Whenever something bad happens these days it appears people want to point their fingers immediately at human-made causes. With the alert of colony collapse disorder for bees, the knee-jerk response by some observers pointed to crop protection products as a key culprit. Turns out, researchers at Texas Tech University think it may be a virus-fungus combination that's the culprit.
In a study published this month in the peer-reviewed journal PLoS ONE, researchers note they're getting a better understanding of what may be behind the mysterious disorder. The research is preliminary, but scientists report that they have confirmed association between colony collapse disorder - or CCD - and the presence of both a virus and fungus.
To look into the issue, the researchers ground up dead bees that had succumbed to CCD and using spectroscopic analysis they found evidence of a moth virus called insect iridescent virus (IIV) 6 and a fungal parasite called Nosema. That insect virus is closely related to another virus that wiped out bee populations 20 years ago in India. However, unlike previous research that found the deaths may be caused by a virus with RNA, the IIV 6 contains DNA, which has scientists looking at the problem in new ways.
Though an association between exposure to the virus-fungus combo was found, scientists don't yet know if the two pathogens cause CCD or whether CCD colonies are more likely to succumb to the two pathogens.
Next step in the research is to isolate the virus and fungus from a bee colony and then reinfect with the same two pathogens. Isolating the virus from infected bees will help scientists monitor the issue as well.

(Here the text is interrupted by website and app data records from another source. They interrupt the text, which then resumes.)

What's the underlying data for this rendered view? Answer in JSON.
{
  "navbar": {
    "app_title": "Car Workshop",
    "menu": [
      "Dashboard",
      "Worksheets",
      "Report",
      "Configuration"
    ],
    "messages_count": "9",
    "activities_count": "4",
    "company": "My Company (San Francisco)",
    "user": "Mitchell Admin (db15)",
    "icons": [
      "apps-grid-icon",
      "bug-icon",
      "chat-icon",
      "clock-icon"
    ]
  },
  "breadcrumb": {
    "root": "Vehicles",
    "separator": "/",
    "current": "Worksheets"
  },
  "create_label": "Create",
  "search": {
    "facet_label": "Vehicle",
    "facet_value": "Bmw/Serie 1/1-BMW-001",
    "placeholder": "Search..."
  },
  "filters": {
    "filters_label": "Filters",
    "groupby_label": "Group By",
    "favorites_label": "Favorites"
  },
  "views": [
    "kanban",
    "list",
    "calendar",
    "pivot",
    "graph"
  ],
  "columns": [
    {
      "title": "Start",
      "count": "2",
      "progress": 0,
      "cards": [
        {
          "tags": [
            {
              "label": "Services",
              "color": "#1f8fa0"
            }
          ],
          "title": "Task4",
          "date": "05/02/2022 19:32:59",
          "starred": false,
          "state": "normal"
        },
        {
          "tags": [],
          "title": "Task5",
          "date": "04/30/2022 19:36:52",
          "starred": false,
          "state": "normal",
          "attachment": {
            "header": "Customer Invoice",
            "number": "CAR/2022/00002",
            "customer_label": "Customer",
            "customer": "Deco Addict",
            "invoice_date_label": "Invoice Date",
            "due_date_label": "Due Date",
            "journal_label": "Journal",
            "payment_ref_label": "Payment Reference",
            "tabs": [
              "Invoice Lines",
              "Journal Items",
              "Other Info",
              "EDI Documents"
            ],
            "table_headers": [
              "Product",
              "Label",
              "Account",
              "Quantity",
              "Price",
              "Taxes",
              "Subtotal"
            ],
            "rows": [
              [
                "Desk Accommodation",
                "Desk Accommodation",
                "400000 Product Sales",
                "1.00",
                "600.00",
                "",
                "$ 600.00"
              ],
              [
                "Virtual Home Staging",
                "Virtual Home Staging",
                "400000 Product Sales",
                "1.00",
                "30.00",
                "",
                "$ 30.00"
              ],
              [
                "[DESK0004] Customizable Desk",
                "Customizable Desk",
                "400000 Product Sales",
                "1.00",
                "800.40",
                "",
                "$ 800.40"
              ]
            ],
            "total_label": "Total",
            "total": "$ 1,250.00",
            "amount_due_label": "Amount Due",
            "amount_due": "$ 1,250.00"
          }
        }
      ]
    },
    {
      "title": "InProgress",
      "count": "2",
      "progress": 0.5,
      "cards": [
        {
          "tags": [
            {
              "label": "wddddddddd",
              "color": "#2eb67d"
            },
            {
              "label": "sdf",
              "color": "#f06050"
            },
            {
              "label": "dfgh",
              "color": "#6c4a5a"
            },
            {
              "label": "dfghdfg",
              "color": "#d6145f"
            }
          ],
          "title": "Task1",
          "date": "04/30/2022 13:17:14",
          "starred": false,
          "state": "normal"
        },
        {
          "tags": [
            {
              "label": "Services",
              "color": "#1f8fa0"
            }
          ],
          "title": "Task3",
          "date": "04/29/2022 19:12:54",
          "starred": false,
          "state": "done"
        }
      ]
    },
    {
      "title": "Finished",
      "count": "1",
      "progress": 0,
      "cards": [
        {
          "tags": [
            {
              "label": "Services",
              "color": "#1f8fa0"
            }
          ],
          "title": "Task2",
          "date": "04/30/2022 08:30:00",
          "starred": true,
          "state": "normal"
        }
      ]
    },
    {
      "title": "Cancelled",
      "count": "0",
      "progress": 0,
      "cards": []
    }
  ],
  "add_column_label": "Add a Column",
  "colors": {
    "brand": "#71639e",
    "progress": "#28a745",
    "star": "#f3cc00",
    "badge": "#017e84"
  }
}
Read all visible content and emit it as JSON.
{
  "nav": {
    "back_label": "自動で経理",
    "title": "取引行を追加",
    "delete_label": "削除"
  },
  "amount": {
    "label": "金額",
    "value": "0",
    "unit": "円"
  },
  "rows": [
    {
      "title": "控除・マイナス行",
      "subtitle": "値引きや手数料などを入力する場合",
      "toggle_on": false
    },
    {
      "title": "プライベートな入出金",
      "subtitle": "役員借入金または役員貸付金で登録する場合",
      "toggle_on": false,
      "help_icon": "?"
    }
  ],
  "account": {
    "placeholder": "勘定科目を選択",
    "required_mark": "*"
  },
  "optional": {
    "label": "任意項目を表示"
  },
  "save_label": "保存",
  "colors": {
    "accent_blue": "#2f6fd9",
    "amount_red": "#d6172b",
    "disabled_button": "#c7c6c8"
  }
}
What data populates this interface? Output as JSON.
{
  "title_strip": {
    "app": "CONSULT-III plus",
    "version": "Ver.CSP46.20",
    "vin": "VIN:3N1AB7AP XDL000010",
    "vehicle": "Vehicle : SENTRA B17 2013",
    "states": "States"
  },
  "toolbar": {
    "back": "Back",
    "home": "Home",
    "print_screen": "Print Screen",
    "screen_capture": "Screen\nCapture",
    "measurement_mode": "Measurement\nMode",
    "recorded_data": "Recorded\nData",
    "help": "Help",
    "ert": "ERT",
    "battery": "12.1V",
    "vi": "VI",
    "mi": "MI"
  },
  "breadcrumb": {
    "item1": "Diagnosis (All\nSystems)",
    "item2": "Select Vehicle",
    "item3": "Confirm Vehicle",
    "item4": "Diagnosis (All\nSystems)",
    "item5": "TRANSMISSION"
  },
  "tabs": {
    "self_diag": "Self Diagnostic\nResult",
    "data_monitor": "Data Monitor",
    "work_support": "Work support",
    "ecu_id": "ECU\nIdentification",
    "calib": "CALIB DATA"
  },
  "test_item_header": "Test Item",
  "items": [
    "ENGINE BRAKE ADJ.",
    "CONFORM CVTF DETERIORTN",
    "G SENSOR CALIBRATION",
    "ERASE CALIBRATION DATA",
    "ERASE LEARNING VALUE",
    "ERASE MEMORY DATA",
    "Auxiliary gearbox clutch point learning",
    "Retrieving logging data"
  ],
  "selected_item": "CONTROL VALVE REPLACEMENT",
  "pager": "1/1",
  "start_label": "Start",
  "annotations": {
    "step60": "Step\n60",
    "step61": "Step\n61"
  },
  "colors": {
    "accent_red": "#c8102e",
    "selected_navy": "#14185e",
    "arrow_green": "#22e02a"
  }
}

While more work is needed, at least researchers are gaining some ground on a critical issue - what's killing our important pollinators.
Cyber Threats for 2011
The Georgia Tech Information Security Center released its Emerging Cyber Threats Report for 2011 this month and outlined three top areas of security risk and concern for consumer and business Internet and computer users. A key change in computing is the rising use of mobile and networked devices that provide an "enticing target" for cyber criminals to steal data and thwart the functioning of systems in a variety of venues from hospitals to utility providers. Here's a look at the three threats areas.
- Cyber Threats Targeting Physical Systems - As infrastructure services including the electric grid and utilities become networked and connected to the Internet (sometimes called a "smart grid") they will face greater threat for disruption and misuse. Those potential cyber attacks are also a growing risk for healthcare systems too - yet updating security on these devices could be hampered by regulatory guidelines on their management.
- Botnets - These are large-scale attacks that utilize more targeted malware to evade detection. For example, the malware/computer threat Zeus is more commonly popping up around the world. This constantly evolving "tool" is used by cyber hackers to steal data from individual computers. And cyber criminals are getting better at relaunching previously thwarted cyber attacks.
- Mobile Devices and Social Networking - There's a rising number of open mobile device platforms as tools including smart phones and tablet computers (including the iPad) become more popular. These devices will become more attractive to attacks. Cyber criminals are already using Twitter and Facebook accounts to lure users into handing over personal and sensitive information.
What can you do to protect your on-farm computer systems? First, keep all anti-virus software up to date. Best way to do that is to set up automatic updates so you don't have to worry. The software will "improve" itself automatically when updates become available. Second, think before you send personal information - a Twitter or Facebook user shouldn't be giving up critical personal information to a "friend" without knowing who it is. A few simple steps can help keep your computers and smart devices clear of trouble.
Western Rangelands Under Threat
USDA released a study this month showing that non-federal rangelands in the Western United States are productive, but non-native grasses and shrubs pose a potential threat. The new study, published in Frontiers in Ecology and the Environment was the result of collaboration between two USDA agencies - the Agricultural Research Service and the Natural Resources Conservation Service - along with the U.S. Geological Survey.
The study shows that less than 25% of non-federal rangelands have significant land degradation, but that non-native plant species now occur on nearly 50% of all non-federal rangeland. While some of these species have significant benefits for soil conservation, others have negative effects. The study looked at more than 10,000 field plots using National Resources Inventory data.
The study's authors developed a new system for collecting NRI data to provide land managers with a baseline for making objective assessments. The system, developed by ARS, NRCS and USGS and the Bureau of Land Management, is designed to help managers monitor western rangelands. The collected data can be used as a baseline to monitor rangeland health in future studies including the USDA Conservation Effects Assessment Project - a long-term effort designed to determine the environmental effects of conservation practices on ag lands. You can learn more by checking out an NRI report released by NRCS which is available at www.nrcs.usda.gov/technical/nri.